Over in Europe, on Feb. 5, European Central Bank (ECB) President Mario Draghi told a European parliamentary hearing in Strasbourg, France, that the ECB can’t yet “declare victory” in its fight to resurrect inflation. To calm financial markets, he noted, “Monetary policy will evolve in a fully data-dependent and time-consistent manner.” That means more central bank intervention to bolster markets when they buckle.
One of the most powerful central bankers, Christine Lagarde, managing director of the International Monetary Fund, which influences currency baskets and overall monetary policy, stepped in to soothe the markets, too, after an optimistic gathering in the Swiss resort town of Davos of the elitist elites. Speaking at a later elite business conference in Dubai, Lagarde said, “I’m reasonably optimistic because of the landscape we have at the moment.”
The markets happened to dive right after the financial elite congratulated themselves in Davos for their growth-oriented achievements. That optimism only served to inflate market volatility and a downturn. So they dialed it back.
“I’m ringing not the alarm signal, but the strong encouragement and warning signal,” Lagarde said.

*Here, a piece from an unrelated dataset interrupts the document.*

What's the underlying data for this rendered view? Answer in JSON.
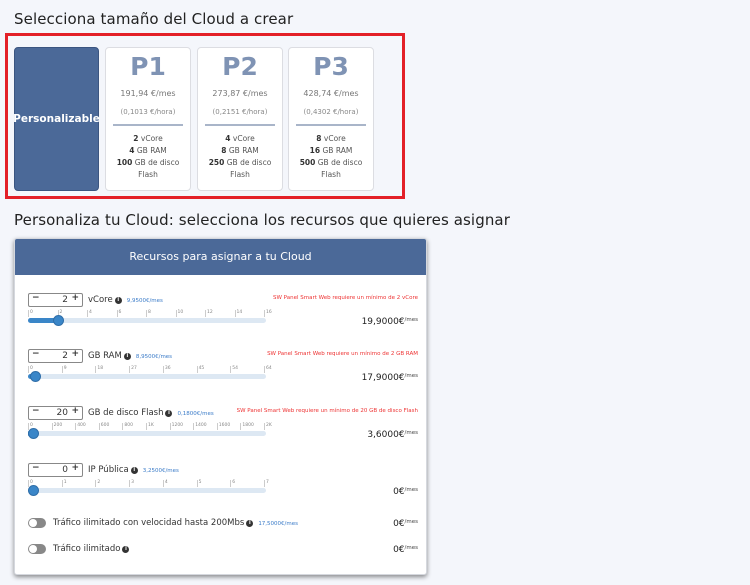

And, yes, that is saying two different things at once. To punctuate the success of their policies, she repeated the recent IMF forecast: The global economy will grow 3.9 percent in 2018 and also in 2019. Though she wasn’t oblivious to a potential lurking crisis, she did try to shift blame for any possibility of one from central bank monetary policy to anything else. So she said, “We need to anticipate where the next crisis will be. Will it be shadow banking? Will it be cryptocurrencies?”
Translation: Central bankers don’t have a clue what to worry about, or what to do about it. They create bubbles directly and indirectly. They will keep doing that as long as they can.
Shrugging Off the Downturn for Now?
On Monday, the Dow rose another 410 points, or 1.7 percent, following a strong end on Friday. Tuesday brought more volatility, but nothing like the previous week, when the markets ended up.
This is what’s weird. Rumors last week were that inflation and resulting rate increases were crushing share prices. So are we to believe that suddenly the inflation that was going to happen decided not to occur? Of course not, because it wasn’t the real reason to begin with. There’s a fight going on—between what markets want from central banks and manifestations of true growth in the wider economy.
Companies that hoard cheap cash or debt to buy their own stock look good on paper, and the real economy needs more people with more equitable financial profiles to function in a more stable manner. Current market turbulence represents the reality of central bank collusion to keep a cheap flow of funds to big banks and their corporate clients meeting the lack of true growth or realistic corporate evaluations.
Another financial crisis will happen. It’s a matter of when. But meanwhile, this battle will continue, punctuated by erratic swings along the way.